The special education program in this country is federally mandated and involves massive and ongoing paperwork, so much so that the needs of the children are not necessarily met because the needs of the bureaucracy take priority. In my book, Chaos in Our Schools, I share an anecdote about a SpEd teacher I worked with here in New Mexico up until a year ago. In 2021, our school received a visit from the higher ups in charge of making sure all our SpEd paperwork was in order. (This is an annual visit.) They found a lot of incongruities and instructed Mr. SpEducator to fix them. This visit was in December. By the publication date of my book in May 2022, he was still so focused on fixing his paperwork that he hadn’t worked with any of my three SpEd students at all. Since December. Their paperwork indicated that they were receiving 60 to 90 minutes per week of specialized tutoring in math and/or reading, but they weren’t. Mr. SpEducator retired for the second time in June 2022 and no other SpEd teacher could be found, so these three students spent this full school year entirely under my tutelage only.
Now this case may be an anomaly based on the non-traditional aspects of our tiny school which had employed the only SpEd teacher they could find: a person on his way out of education who had already retired from the public school system as a high school SpEd teacher and who had never taught elementary school before. But what if it isn’t? (An anomaly, that is.)
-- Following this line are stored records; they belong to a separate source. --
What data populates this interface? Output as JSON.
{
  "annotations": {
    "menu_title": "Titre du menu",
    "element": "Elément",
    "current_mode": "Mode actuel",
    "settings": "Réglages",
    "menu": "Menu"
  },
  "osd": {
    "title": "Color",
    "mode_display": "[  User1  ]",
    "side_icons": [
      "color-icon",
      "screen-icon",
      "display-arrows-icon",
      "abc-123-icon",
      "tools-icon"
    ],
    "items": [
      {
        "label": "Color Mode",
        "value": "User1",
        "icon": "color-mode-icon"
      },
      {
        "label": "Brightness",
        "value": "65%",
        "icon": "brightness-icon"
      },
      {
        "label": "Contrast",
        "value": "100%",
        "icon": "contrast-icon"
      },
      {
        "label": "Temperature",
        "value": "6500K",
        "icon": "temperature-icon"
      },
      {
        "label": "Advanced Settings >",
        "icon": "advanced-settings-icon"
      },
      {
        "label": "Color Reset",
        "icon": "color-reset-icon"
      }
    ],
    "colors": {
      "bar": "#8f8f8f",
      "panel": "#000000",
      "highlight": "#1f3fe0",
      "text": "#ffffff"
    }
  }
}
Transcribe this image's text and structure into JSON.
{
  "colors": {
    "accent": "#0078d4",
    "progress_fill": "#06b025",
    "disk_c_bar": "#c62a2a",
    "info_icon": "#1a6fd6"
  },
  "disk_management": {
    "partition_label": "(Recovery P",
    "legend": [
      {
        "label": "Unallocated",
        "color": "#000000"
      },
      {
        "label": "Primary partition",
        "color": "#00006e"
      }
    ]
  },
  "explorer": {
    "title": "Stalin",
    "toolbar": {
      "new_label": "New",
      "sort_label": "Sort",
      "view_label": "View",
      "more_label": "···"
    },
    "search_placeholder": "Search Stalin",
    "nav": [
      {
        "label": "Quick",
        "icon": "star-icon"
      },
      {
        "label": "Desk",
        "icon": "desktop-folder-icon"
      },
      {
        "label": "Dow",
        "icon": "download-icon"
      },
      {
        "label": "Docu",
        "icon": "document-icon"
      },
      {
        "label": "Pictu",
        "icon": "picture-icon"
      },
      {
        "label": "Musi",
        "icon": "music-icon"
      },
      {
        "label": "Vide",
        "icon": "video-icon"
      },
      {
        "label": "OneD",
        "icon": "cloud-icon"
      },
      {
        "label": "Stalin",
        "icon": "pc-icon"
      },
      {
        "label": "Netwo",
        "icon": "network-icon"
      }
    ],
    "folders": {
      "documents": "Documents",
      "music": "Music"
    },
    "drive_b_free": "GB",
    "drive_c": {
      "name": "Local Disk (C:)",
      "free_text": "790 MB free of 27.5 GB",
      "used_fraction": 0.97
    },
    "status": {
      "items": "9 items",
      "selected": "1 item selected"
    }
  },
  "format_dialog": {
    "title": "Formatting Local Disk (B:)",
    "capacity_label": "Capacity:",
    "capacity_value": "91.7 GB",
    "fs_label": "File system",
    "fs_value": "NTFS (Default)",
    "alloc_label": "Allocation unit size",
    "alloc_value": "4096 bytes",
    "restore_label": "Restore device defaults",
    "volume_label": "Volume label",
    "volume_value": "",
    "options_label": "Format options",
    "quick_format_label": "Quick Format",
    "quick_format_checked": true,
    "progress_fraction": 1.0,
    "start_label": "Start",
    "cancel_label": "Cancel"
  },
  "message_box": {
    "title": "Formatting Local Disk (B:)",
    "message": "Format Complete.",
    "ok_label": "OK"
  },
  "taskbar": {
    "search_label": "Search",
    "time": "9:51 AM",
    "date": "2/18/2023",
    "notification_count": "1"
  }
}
From my vantage point, none of the three SpEd students under my charge seemed to be truly learning disabled. Two of them suffered from extreme uninterest or laziness, and the third had a deplorable attendance record, so he had quite a few learning gaps. When I taught reading and math concepts, none of them had any trouble learning them. But all three have an IEP that assures they will continue to receive services for their disabilities all the way through high school.
I am not saying we should not meet the needs of children who are beset by non-cognitive elements affecting their education. I am saying that these needs can be met through in-house differentiation and specialized grouping of children, including decreased teacher-to-student ratios. This is exactly what my model school would do, as you can see from this graphic taken from our Home Page:
Why does it matter whether children receive instruction under the special education umbrella or not, as long as their deficits are being addressed? For one thing, it’s terribly expensive to do this and encourages a system of buck-passing among educators charged with teaching reluctant learners. And for another, it’s disingenuous to treat children who have no learning disability as disabled. Telling parents or guardians that their child is “special ed” when he has no cognitive inability misrepresents the truth. But it has become very much to everyone’s advantage to do exactly this.
Well, except the children. And their parents.